Latest 1.0.2
License MIT
Platforms ios 5.0, requires ARC


What does it do?

LDOAlignedImageView is a lightweight subclass of UIImageView that aligns image edges to view edges in UIViewContentModeAspectFill mode (not in AspectFit mode, though).

This is useful, for example, if you want to have a photo fill an area on the screen, but you do not want to clip off the head of a person or a logo that is placed near the top of the image. Simply set alignTop to YES.

Its interface is compatible with UIImageViewAligned (four properties alignTop, alignBottom, alignLeft, alignRight), and can be configured in Interface Builder thanks to IBInspectable.

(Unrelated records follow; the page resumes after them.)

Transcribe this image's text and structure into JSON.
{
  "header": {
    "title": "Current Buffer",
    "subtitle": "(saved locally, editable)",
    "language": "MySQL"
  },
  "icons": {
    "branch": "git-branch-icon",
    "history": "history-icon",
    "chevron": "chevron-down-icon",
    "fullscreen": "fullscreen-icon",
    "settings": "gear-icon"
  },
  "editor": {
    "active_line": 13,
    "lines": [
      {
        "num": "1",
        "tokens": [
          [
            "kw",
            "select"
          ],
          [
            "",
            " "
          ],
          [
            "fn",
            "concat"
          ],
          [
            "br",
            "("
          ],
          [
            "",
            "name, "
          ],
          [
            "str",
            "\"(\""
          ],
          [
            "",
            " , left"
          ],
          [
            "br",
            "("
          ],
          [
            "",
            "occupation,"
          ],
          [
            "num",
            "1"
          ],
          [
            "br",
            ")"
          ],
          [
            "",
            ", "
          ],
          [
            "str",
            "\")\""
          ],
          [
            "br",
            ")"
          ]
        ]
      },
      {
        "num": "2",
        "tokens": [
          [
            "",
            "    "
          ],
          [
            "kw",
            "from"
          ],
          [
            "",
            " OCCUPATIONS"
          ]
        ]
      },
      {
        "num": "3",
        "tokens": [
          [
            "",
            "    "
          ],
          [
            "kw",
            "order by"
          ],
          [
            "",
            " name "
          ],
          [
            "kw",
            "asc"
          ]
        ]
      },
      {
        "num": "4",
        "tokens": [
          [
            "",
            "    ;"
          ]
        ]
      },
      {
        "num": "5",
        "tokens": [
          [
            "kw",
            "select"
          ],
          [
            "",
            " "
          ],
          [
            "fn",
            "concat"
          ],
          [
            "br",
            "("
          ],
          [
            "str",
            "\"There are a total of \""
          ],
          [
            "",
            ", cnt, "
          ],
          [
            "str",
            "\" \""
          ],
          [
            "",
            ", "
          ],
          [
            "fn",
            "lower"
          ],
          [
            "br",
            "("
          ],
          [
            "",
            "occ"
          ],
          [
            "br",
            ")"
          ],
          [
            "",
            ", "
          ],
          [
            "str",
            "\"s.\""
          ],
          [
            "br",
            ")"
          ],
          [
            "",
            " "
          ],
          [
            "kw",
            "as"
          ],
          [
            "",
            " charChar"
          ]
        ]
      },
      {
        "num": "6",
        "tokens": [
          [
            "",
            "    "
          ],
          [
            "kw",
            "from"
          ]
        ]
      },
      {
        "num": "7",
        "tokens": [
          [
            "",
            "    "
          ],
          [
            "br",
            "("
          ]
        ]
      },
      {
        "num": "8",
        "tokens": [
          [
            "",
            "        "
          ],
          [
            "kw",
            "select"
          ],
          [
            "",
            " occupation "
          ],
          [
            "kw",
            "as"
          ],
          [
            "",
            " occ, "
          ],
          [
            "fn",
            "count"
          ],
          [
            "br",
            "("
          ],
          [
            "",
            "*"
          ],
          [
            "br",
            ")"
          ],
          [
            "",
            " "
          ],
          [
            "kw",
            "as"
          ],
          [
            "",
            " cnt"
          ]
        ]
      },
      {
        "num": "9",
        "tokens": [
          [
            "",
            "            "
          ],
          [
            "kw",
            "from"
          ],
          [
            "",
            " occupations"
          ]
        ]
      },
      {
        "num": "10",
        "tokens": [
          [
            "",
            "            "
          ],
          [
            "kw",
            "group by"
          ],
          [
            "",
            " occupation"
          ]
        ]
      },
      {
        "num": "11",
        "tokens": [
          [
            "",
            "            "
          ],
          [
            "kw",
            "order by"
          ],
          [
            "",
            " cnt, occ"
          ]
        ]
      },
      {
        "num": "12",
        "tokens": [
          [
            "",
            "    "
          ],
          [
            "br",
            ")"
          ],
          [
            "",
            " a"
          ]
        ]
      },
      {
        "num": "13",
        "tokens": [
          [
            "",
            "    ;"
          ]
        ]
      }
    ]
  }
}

How is it implemented? How does it differ from UIImageViewAligned?

Just like UIImageViewAligned, this is a UIImageView subclass so that existing categories work. Apart from setting the Custom Class, no changes to XIBs and storyboards are required.

Unlike UIImageViewAligned, LDOAlignedImageView does not use nested views at all. This prevents issues where UIImageView keeps resetting the image property on the outer UIImageView, showing two images instead of one.

Instead, LDOAlignedImageView sets the layer.contentsRect property to a rectangle that is larger than 1.0 x 1.0. This lets us influence how UIImageView (actually CALayer) centres the image.


LDOAlignedImageView should work on all versions of iOS.


You can simply copy the two files in Classes into your project, but the easiest way is to use CocoaPods.

CocoaPods is a dependency manager for Objective-C, which automates and simplifies the process of using 3rd-party libraries like LDOAlignedImageView in your projects.


platform :ios, "7.0"

pod "LDOAlignedImageView", :git => ""


LDOAlignedImageView is released under the MIT License.

Latest podspec

    "name": "JLNRGravityImageView",
    "version": "1.0.2",
    "summary": "UIImageView subclass that pins image edges to view edges in AspectFill mode",
    "description": "                   This lightweight UIImageView subclass controls how images are clipped in AspectFill content mode.n                   n                   By default, UIImageView centres the image, but JLNRGravityImageView can define the u2018gravityu2019 so that only one side of the image is trimmed off.n                   n                   This is useful, for example, if you want to avoid clipping off the top of a photo because faces are more interesting than shoes.n                   n                   For the curious, this is implemented by adjusting the CALayeru2019s contentsRect property.n",
    "homepage": "",
    "license": "MIT",
    "authors": {
        "Julian Raschke": "[email protected]"
    "platforms": {
        "ios": "5.0"
    "source": {
        "git": "",
        "tag": "v1.0.2"
    "source_files": [
    "requires_arc": true

Pin It on Pinterest

Share This